Maleah Redmann is an intelligent Athens teenager who’s discovered a talent in training wild mustang horses. Redmann, 17, won the virtual Kentucky Youth Extreme Mustang Makeover 2020 contest this summer with her mustang, Rogue. The mustang lover was one of 40 youth wild mustang trainers throughout the country who were selected in the application process to compete in the contest.
Her friend, Carley Tomandl of Medford, taped her competing in the contest’s three classes with Rogue at Matrolling Farm & Stable in Medford.
Redmann placed third in the handling and conditioning class, but she was first in both the trail and freestyle classes in her 14 to 17-year-old age division. Her performances in all three classes helped her win first place in her age group and in both age groups combined.
Her love of training mustangs began when she and her fellow Athens FFA members attended the Legends to Shine at Midwest Horse Fair last year in Madison. It was here where she witnessed the Mustang Challenge in person.

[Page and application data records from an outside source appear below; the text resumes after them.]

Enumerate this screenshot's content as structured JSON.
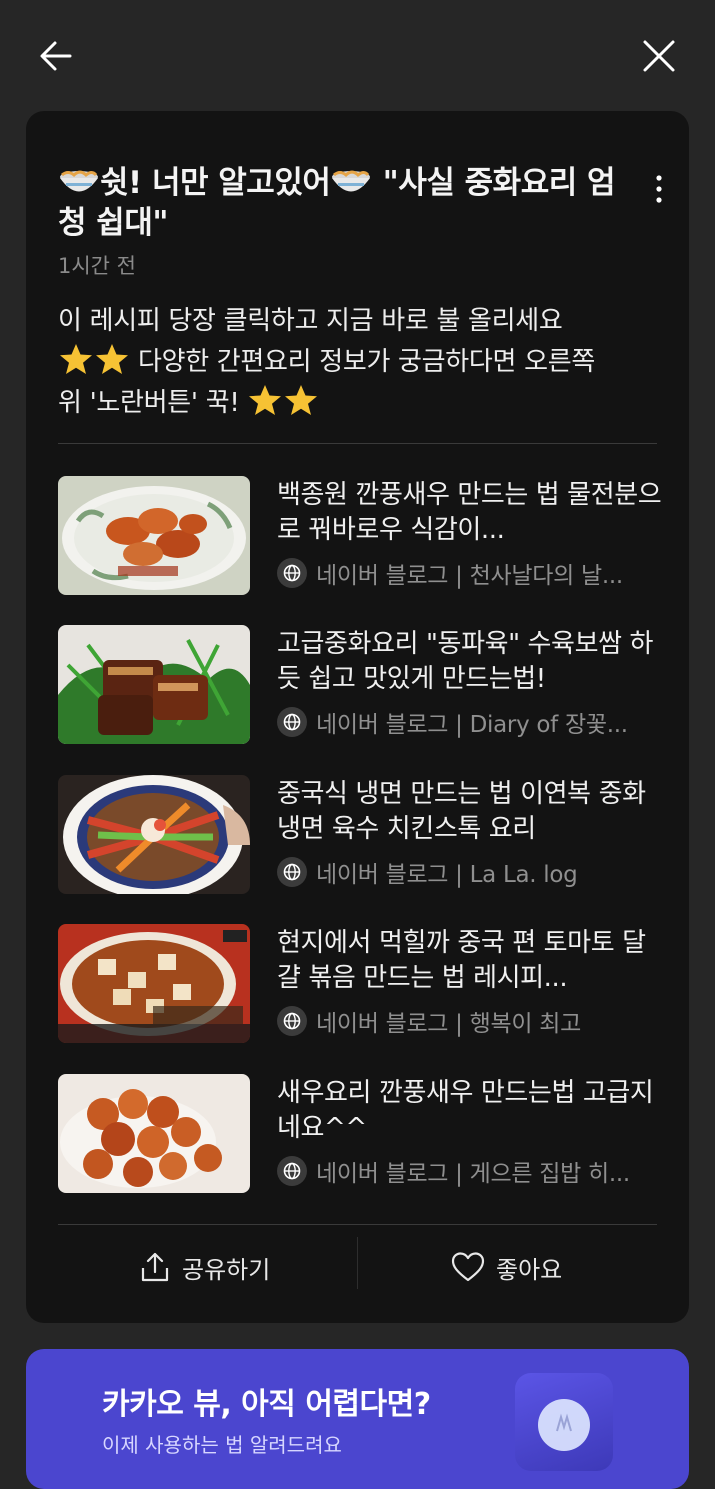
{
  "header": {
    "back_icon": "arrow-left-icon",
    "close_icon": "close-icon"
  },
  "post": {
    "title_part1": "쉿! 너만 알고있어",
    "title_part2": " \"사실 중화요리 엄청 쉽대\"",
    "emoji_icon": "noodle-bowl-emoji",
    "timestamp": "1시간 전",
    "desc_line1": "이 레시피 당장 클릭하고 지금 바로 불 올리세요",
    "desc_line2a": " 다양한 간편요리 정보가 궁금하다면 오른쪽",
    "desc_line3a": "위 '노란버튼' 꾹! ",
    "star_icon": "star-emoji"
  },
  "items": [
    {
      "title": "백종원 깐풍새우 만드는 법 물전분으로 꿔바로우 식감이...",
      "source": "네이버 블로그 | 천사날다의 날..."
    },
    {
      "title": "고급중화요리 \"동파육\" 수육보쌈 하듯 쉽고 맛있게 만드는법!",
      "source": "네이버 블로그 | Diary of 장꽃..."
    },
    {
      "title": "중국식 냉면 만드는 법 이연복 중화냉면 육수 치킨스톡 요리",
      "source": "네이버 블로그 | La La. log"
    },
    {
      "title": "현지에서 먹힐까 중국 편 토마토 달걀 볶음 만드는 법 레시피...",
      "source": "네이버 블로그 | 행복이 최고"
    },
    {
      "title": "새우요리 깐풍새우 만드는법 고급지네요^^",
      "source": "네이버 블로그 | 게으른 집밥 히..."
    }
  ],
  "actions": {
    "share_label": "공유하기",
    "like_label": "좋아요"
  },
  "banner": {
    "title": "카카오 뷰, 아직 어렵다면?",
    "subtitle": "이제 사용하는 법 알려드려요",
    "bg_color": "#4b46cf"
  }
}
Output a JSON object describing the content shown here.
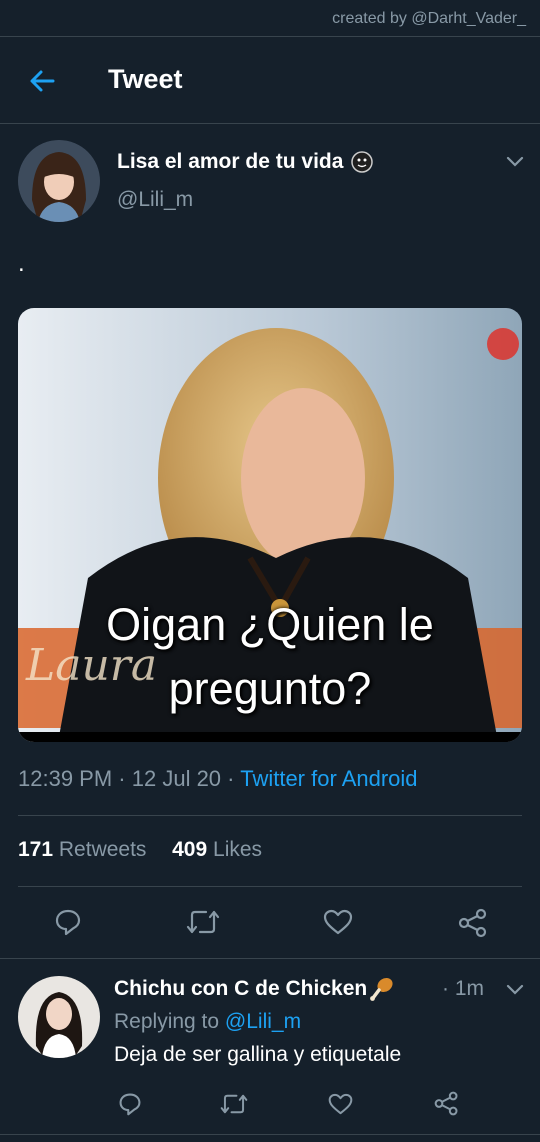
{
  "watermark": "created by @Darht_Vader_",
  "header": {
    "title": "Tweet"
  },
  "tweet": {
    "author_name": "Lisa el amor de tu vida",
    "author_handle": "@Lili_m",
    "text": ".",
    "media_caption_line1": "Oigan ¿Quien le",
    "media_caption_line2": "pregunto?",
    "media_logo_text": "Laura",
    "time": "12:39 PM",
    "date": "12 Jul 20",
    "source": "Twitter for Android",
    "retweets_count": "171",
    "retweets_label": "Retweets",
    "likes_count": "409",
    "likes_label": "Likes"
  },
  "actions": [
    "reply-icon",
    "retweet-icon",
    "like-icon",
    "share-icon"
  ],
  "reply": {
    "author_name": "Chichu con C de Chicken",
    "time": "1m",
    "replying_to_label": "Replying to",
    "replying_to_handle": "@Lili_m",
    "text": "Deja de ser gallina y etiquetale"
  },
  "colors": {
    "background": "#15202b",
    "accent": "#1da1f2",
    "secondary_text": "#8899a6",
    "divider": "#38444d"
  }
}
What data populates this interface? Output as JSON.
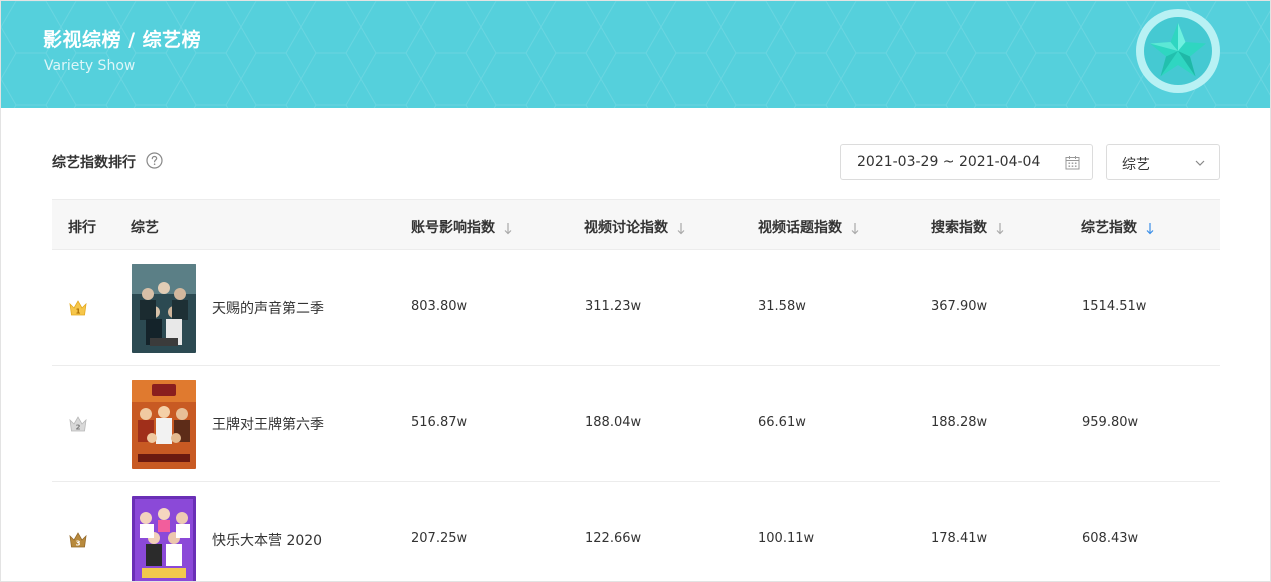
{
  "header": {
    "title": "影视综榜 / 综艺榜",
    "subtitle": "Variety Show",
    "badge_icon": "star-icon",
    "background_color": "#55d0dc"
  },
  "section": {
    "title": "综艺指数排行",
    "help_icon": "question-circle-icon"
  },
  "filters": {
    "date_range": "2021-03-29 ~ 2021-04-04",
    "category": "综艺"
  },
  "table": {
    "columns": [
      "排行",
      "综艺",
      "账号影响指数",
      "视频讨论指数",
      "视频话题指数",
      "搜索指数",
      "综艺指数"
    ],
    "active_sort_column": "综艺指数",
    "active_sort_color": "#3b8fe8",
    "rows": [
      {
        "rank_icon": "gold-crown-1-icon",
        "name": "天赐的声音第二季",
        "account_influence": "803.80w",
        "video_discussion": "311.23w",
        "video_topic": "31.58w",
        "search": "367.90w",
        "variety_index": "1514.51w"
      },
      {
        "rank_icon": "silver-crown-2-icon",
        "name": "王牌对王牌第六季",
        "account_influence": "516.87w",
        "video_discussion": "188.04w",
        "video_topic": "66.61w",
        "search": "188.28w",
        "variety_index": "959.80w"
      },
      {
        "rank_icon": "bronze-crown-3-icon",
        "name": "快乐大本营 2020",
        "account_influence": "207.25w",
        "video_discussion": "122.66w",
        "video_topic": "100.11w",
        "search": "178.41w",
        "variety_index": "608.43w"
      }
    ]
  }
}
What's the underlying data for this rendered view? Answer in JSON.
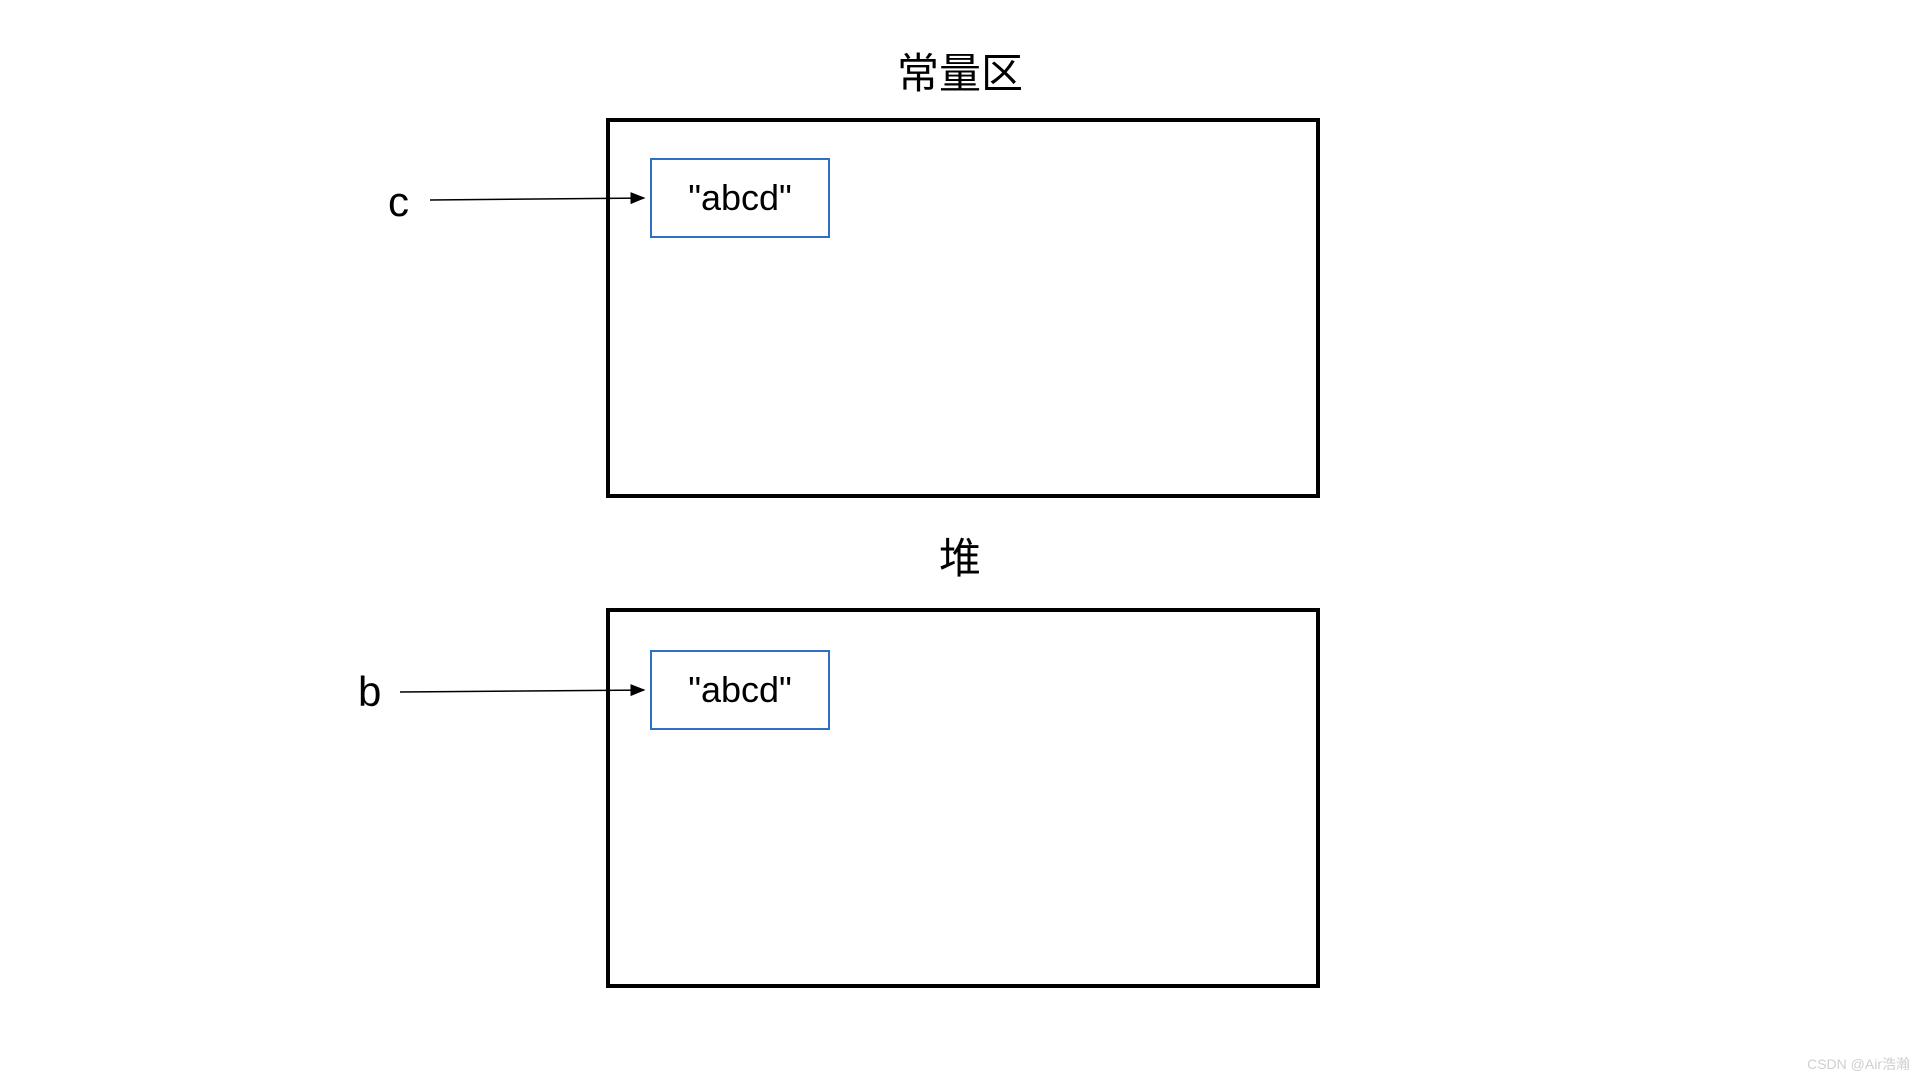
{
  "regions": {
    "constant": {
      "title": "常量区",
      "pointer_var": "c",
      "string_value": "\"abcd\""
    },
    "heap": {
      "title": "堆",
      "pointer_var": "b",
      "string_value": "\"abcd\""
    }
  },
  "watermark": "CSDN @Air浩瀚"
}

She fondly recalls what she told former Athens FFA adviser Shauna White.
“I’d really like to do something like that but I’m pretty sure my mom would kill me,” Redmann joked.
She told her mother, Lisa Redmann, the very next day when the Athens FFA group arrived home from Madison that she wanted to adopt wild mustangs and train them. Her mom was anxious of her idea at first, but she realized how passionate her daughter was about handling mustang horses.
Redmann applied for and was rewarded an FFA grant she used to buy six-feet tall metal panels to create a corral for mustangs. Her first mustang was Renegade, which she brought home from a satellite adoption event in Marshfield. Renegade was a wild mustang from Green Mountain, Wyoming.
She learned how to train wild mustangs herself from watching YouTube videos. Redmann needed to gain Renegade’s trust, which was not easy. Renegade charged at her like he was going to injure her, but he took the hay in her hand and trotted back to his corner to eat it. When she returned to the stable later that day, Redmann was able to pet Renegade’s body and he enjoyed it.
Redmann halter broke Renegade to lead the way, back up, respect space, pivot, lie down, bow and sit.
“People around the world think wild mustangs are useless because they’re never going to get the wild out of them, but that’s so far from the truth,” she said.
The handling and conditioning class in the Kentucky Youth Extreme Mustang Makeover 2020 contest required Redmann to have Rogue set a pattern in the corral. The trail class consisted of judges seeing how well Rogue did in an obstacle course. Lastly, Redmann and Rogue performed “Putting on the Ritz” in the freestyle class.
Redmann rode a horse for the first time when she was six years old. Her Athens neighbor, Hanna Luther, gave Redmann the contact information so she could begin horse riding lessons at a place in Mauston. Redmann started spending time at Matrolling Farm & Stable in Medford, which is owned by Lynn Marthaler, when she was 13 years old.
She plans to use the $1,000 she received from winning the virtual Kentucky Youth Extreme Mustang Makeover 2020 contest on the feed she’ll need for two more wild mustangs she plans to adopt in September.
Redmann noted there are over 80,000 wild horses living in portions of the western United States. The Bureau of Land Management is in charge of controlling the wild mustang herd so it doesn’t get too huge and do damage to the natural habitat.
She will be a senior at Athens High School this fall. After she graduates from high school next spring, she plans to study in the UW-River Falls equine science program. Then she’ll attend a veterinary school to earn her doctorate of veterinary medicine.